• DO NOT strike up religious/political conversations:* Do not be fooled by the countless Indians you encounter indulging in the same, India may seem united and secular but there are many cracks and crevices and it is best you avoid discussing sensitive topics like Kashmir, religious divide and political affiliation while in India, chances are you’ll either enrage someone, or get a propaganda-like response in an attempt to sway your opinion.

• DO NOT display affection publicly:* India is again, slowly opening up to this, but take your risk and indulge in PDA, and as a result, you would have made people around you angry to the point that they blame your culture, upbringing and what not. In India, some things are best done behind closed doors, remember that. There are a few places where even holding your partner’s hand is unacceptable.

• DO NOT assume 2 men are gay if they are holding hands:* India still is a somewhat homophobic society and yet you will find men holding hands, this is very evident but it isn’t a sign of their sexual orientation, it is a sign of their friendship. While belonging to the LGBT community is okay and a personal choice, in India, it is a taboo that is slowly being uprooted. Assuming someone is gay if they held another person’s hand is like offending them.

• DO NOT think of beef when you see a cow. (You will see many):* Cows are sacred to Hindus, and Muslims don’t like pigs. You are not going to be seen positively if you say you eat beef, typical reactions range from shock to disgust, to anger. Also note that many restaurants in India are vegetarian, pescetarian or may offer chicken. A few offer steak and the like, but it is almost always buffalo meat and not cow meat.

• DO NOT trust people easily:* Like anywhere else in the world, India has it’s a fair share of trustworthy people and those who can’t be trusted. Unfortunately, foreigners with open minds and hearts have had a bad time because they trusted the wrong person. Embrace the inner cynic in you when you come here, people will overcharge you for pretty much everything, you may be duped into something like calling a Redstone college the Red Fort or even be tricked into going to unsafe places. You are going to be better off if you do your research, travel in a group or at least think twice when you are approached by the overly friendly person. They may be genuine and you will come to know in time, but con men are wandering about everywhere and foreign skin is bait.

• DO NOT drink tap water: *Where tap water is safe, like 5-star hotels and the like, it will be explicitly stated. Otherwise, you are safest sticking to bottled water. Be careful though, buy bottled water only from a stall or an established store and not from a hawker on the street. Brands trusted here are Aquafina, Kinley, Bisleri, Himalayan, and Oxyrich.

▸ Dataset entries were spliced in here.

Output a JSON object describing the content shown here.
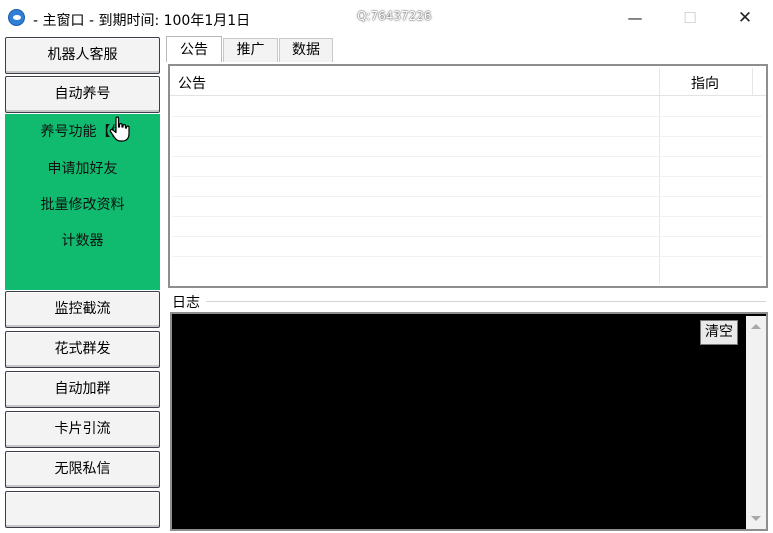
{
  "window": {
    "title": "- 主窗口 -  到期时间: 100年1月1日",
    "watermark": "Q:76437226",
    "minimize": "—",
    "maximize": "☐",
    "close": "✕"
  },
  "sidebar": {
    "top_buttons": [
      "机器人客服",
      "自动养号"
    ],
    "submenu": [
      "养号功能【偷",
      "申请加好友",
      "批量修改资料",
      "计数器"
    ],
    "bottom_buttons": [
      "监控截流",
      "花式群发",
      "自动加群",
      "卡片引流",
      "无限私信",
      ""
    ]
  },
  "tabs": [
    "公告",
    "推广",
    "数据"
  ],
  "notice_table": {
    "columns": [
      "公告",
      "指向"
    ]
  },
  "log": {
    "label": "日志",
    "clear_button": "清空"
  }
}
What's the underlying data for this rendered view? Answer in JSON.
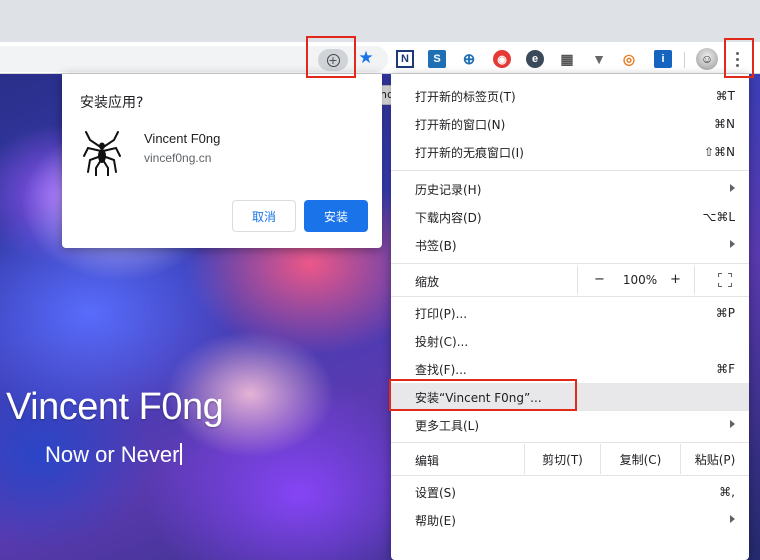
{
  "page": {
    "hero_title": "Vincent F0ng",
    "hero_subtitle": "Now or Never"
  },
  "toolbar": {
    "install_icon": "plus-circle-icon",
    "bookmark_icon": "star-icon",
    "extensions": [
      {
        "name": "extension-n-icon",
        "glyph": "N"
      },
      {
        "name": "extension-s-icon",
        "glyph": "S"
      },
      {
        "name": "extension-globe-icon",
        "glyph": "⊕"
      },
      {
        "name": "extension-red-icon",
        "glyph": "●"
      },
      {
        "name": "extension-e-icon",
        "glyph": "e"
      },
      {
        "name": "extension-grid-icon",
        "glyph": "▦"
      },
      {
        "name": "extension-v-icon",
        "glyph": "▼"
      },
      {
        "name": "extension-rss-icon",
        "glyph": "◉"
      },
      {
        "name": "extension-i-icon",
        "glyph": "i"
      }
    ],
    "tooltip": "安装“Vincent F0ng”"
  },
  "dialog": {
    "title": "安装应用?",
    "app_name": "Vincent F0ng",
    "app_url": "vincef0ng.cn",
    "cancel_label": "取消",
    "install_label": "安装"
  },
  "menu": {
    "new_tab": {
      "label": "打开新的标签页(T)",
      "shortcut": "⌘T"
    },
    "new_window": {
      "label": "打开新的窗口(N)",
      "shortcut": "⌘N"
    },
    "new_incognito": {
      "label": "打开新的无痕窗口(I)",
      "shortcut": "⇧⌘N"
    },
    "history": {
      "label": "历史记录(H)"
    },
    "downloads": {
      "label": "下载内容(D)",
      "shortcut": "⌥⌘L"
    },
    "bookmarks": {
      "label": "书签(B)"
    },
    "zoom": {
      "label": "缩放",
      "minus": "−",
      "value": "100%",
      "plus": "+"
    },
    "print": {
      "label": "打印(P)...",
      "shortcut": "⌘P"
    },
    "cast": {
      "label": "投射(C)..."
    },
    "find": {
      "label": "查找(F)...",
      "shortcut": "⌘F"
    },
    "install_app": {
      "label": "安装“Vincent F0ng”..."
    },
    "more_tools": {
      "label": "更多工具(L)"
    },
    "edit": {
      "label": "编辑",
      "cut": "剪切(T)",
      "copy": "复制(C)",
      "paste": "粘贴(P)"
    },
    "settings": {
      "label": "设置(S)",
      "shortcut": "⌘,"
    },
    "help": {
      "label": "帮助(E)"
    }
  },
  "colors": {
    "highlight_box": "#e0281b",
    "accent": "#1a73e8",
    "menu_hover": "#e8e8ea"
  }
}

• DO NOT give “new-age” gifts:* In India, a vast society of so many different cultures, you never know when you offend someone. Alcohol as a gift should be used only when you know the person consumes it, similarly, white flowers are not to be gifted because they are used at funerals in India. Here, your best bet is taking a box of sweets or something related to your culture.

• It is generally considered as good manners to remove shoes and sandals before you enter someone’s temples. In some temples, people are not allowed to enter into holy areas with their shirts on.